Could you filter the records below and keep only the lines with the word "this"?

[Stored data entries]
====================

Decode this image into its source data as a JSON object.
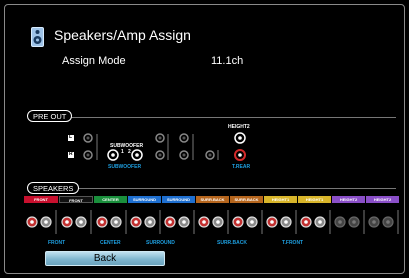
{
  "header": {
    "icon": "speaker-icon",
    "title": "Speakers/Amp Assign",
    "assign_mode_label": "Assign Mode",
    "assign_mode_value": "11.1ch"
  },
  "pre_out": {
    "tag": "PRE OUT",
    "left_label": "L",
    "right_label": "R",
    "subwoofer_label": "SUBWOOFER",
    "subwoofer_1": "1",
    "subwoofer_2": "2",
    "subwoofer_assign": "SUBWOOFER",
    "height2_label": "HEIGHT2",
    "trear_assign": "T.REAR"
  },
  "speakers": {
    "tag": "SPEAKERS",
    "channels": [
      {
        "label": "FRONT",
        "color": "#c8102e"
      },
      {
        "label": "FRONT",
        "color": "#111111"
      },
      {
        "label": "CENTER",
        "color": "#1a8f3c"
      },
      {
        "label": "SURROUND",
        "color": "#1e6fd0"
      },
      {
        "label": "SURROUND",
        "color": "#1e6fd0"
      },
      {
        "label": "SURR.BACK",
        "color": "#b5651d"
      },
      {
        "label": "SURR.BACK",
        "color": "#b5651d"
      },
      {
        "label": "HEIGHT1",
        "color": "#d8b52a"
      },
      {
        "label": "HEIGHT1",
        "color": "#d8b52a"
      },
      {
        "label": "HEIGHT2",
        "color": "#8a4fc8"
      },
      {
        "label": "HEIGHT2",
        "color": "#8a4fc8"
      }
    ],
    "assign_labels": [
      "FRONT",
      "CENTER",
      "SURROUND",
      "SURR.BACK",
      "T.FRONT"
    ]
  },
  "footer": {
    "back_label": "Back"
  }
}
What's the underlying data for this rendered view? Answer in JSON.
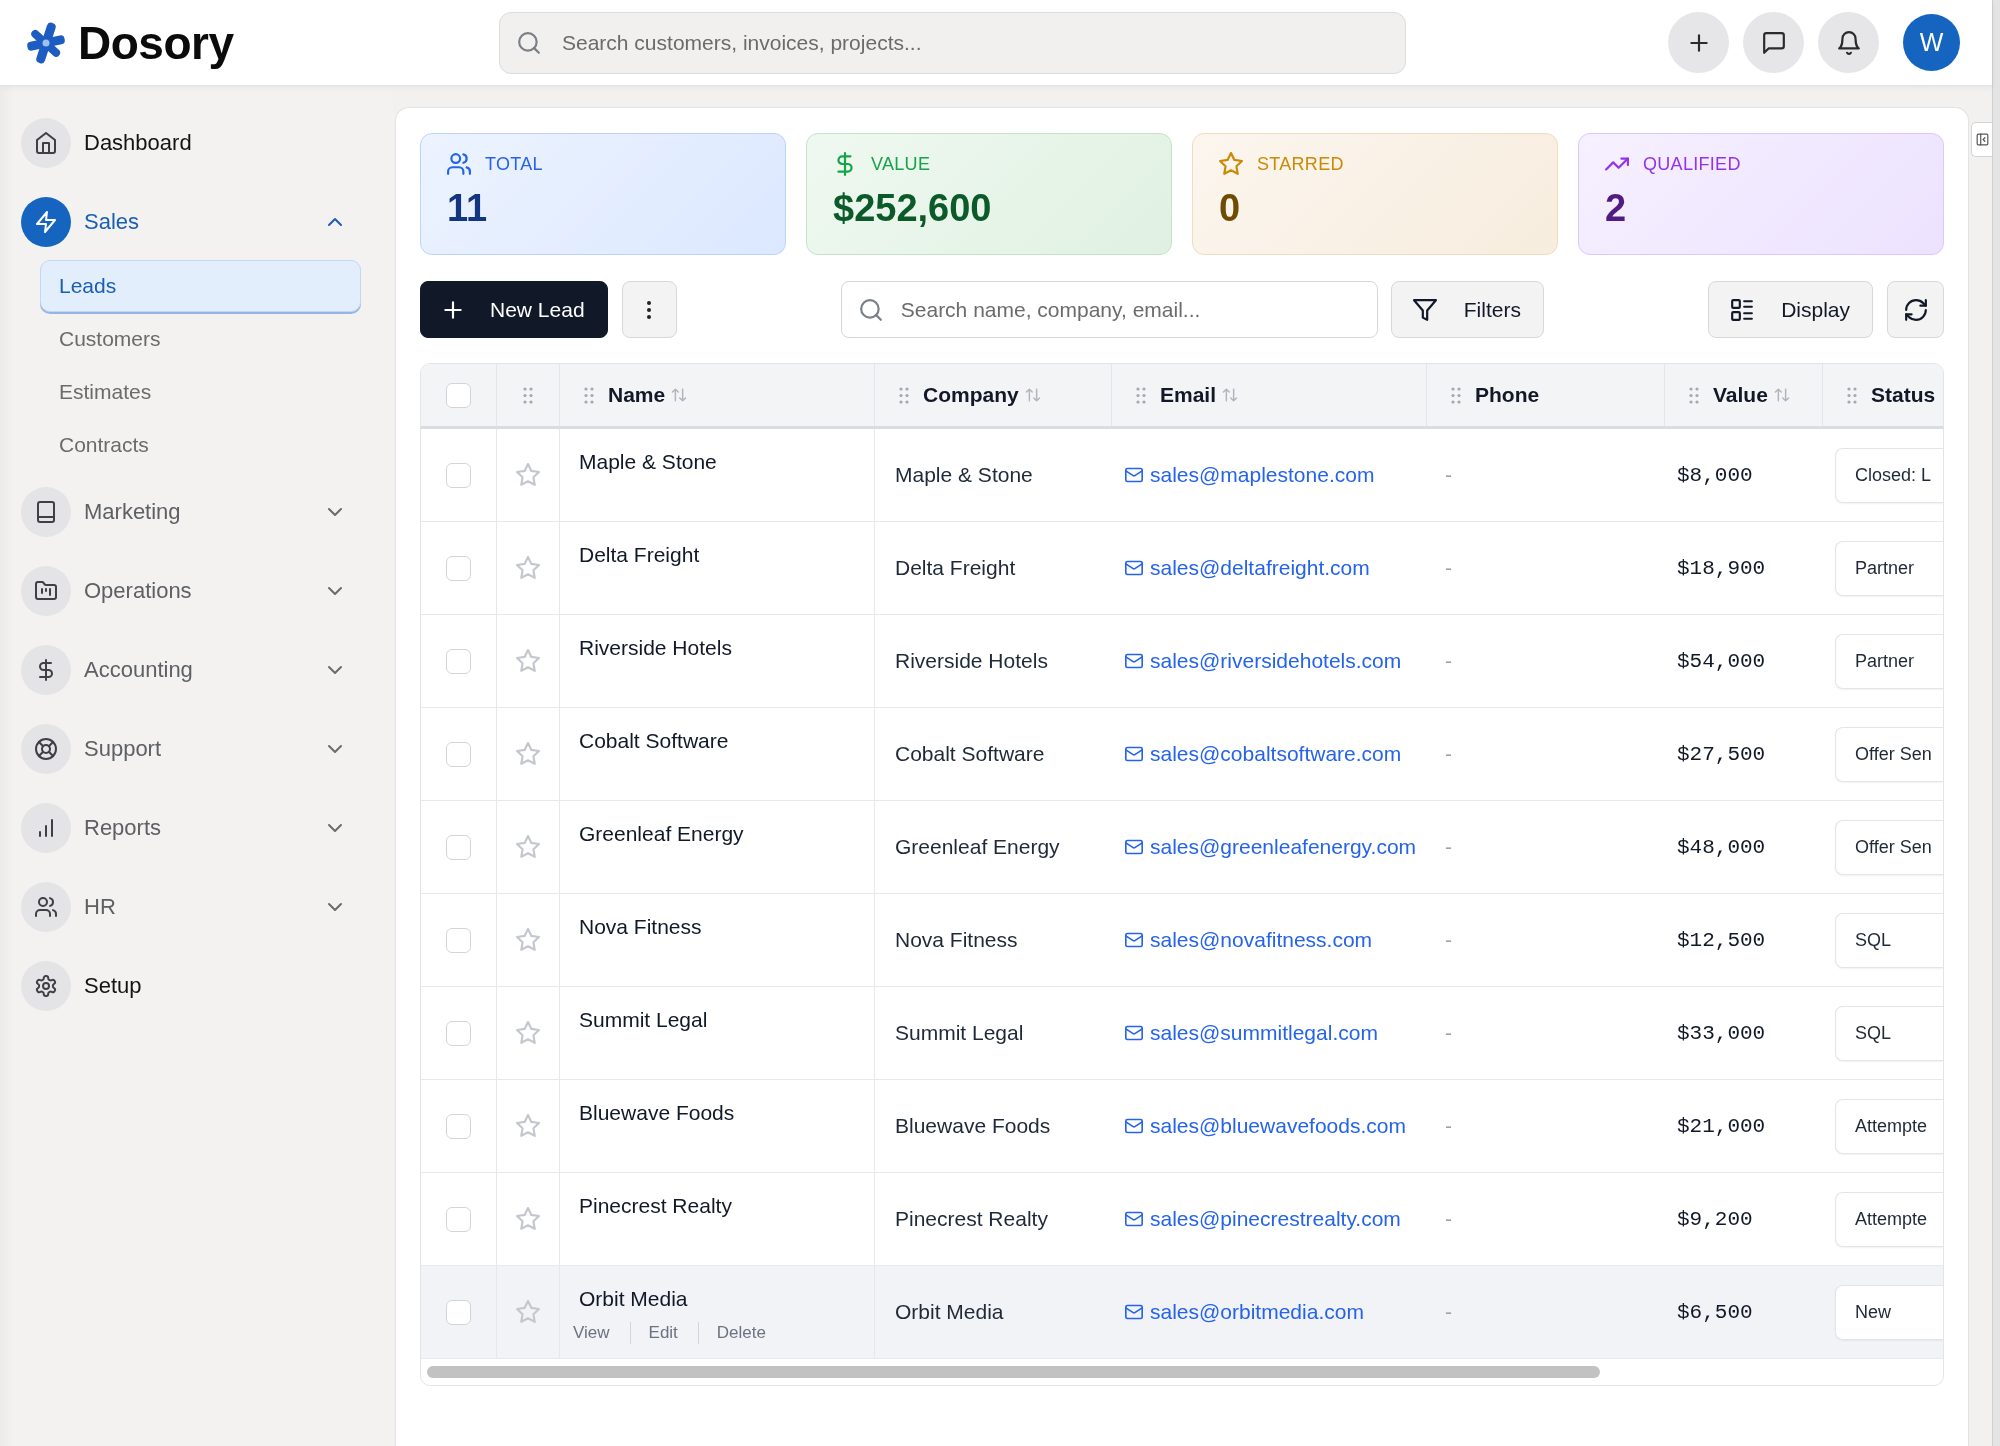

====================

__Result__.
Decode this image into its source data as a JSON object.
What's the underlying data for this rendered view? Answer in JSON.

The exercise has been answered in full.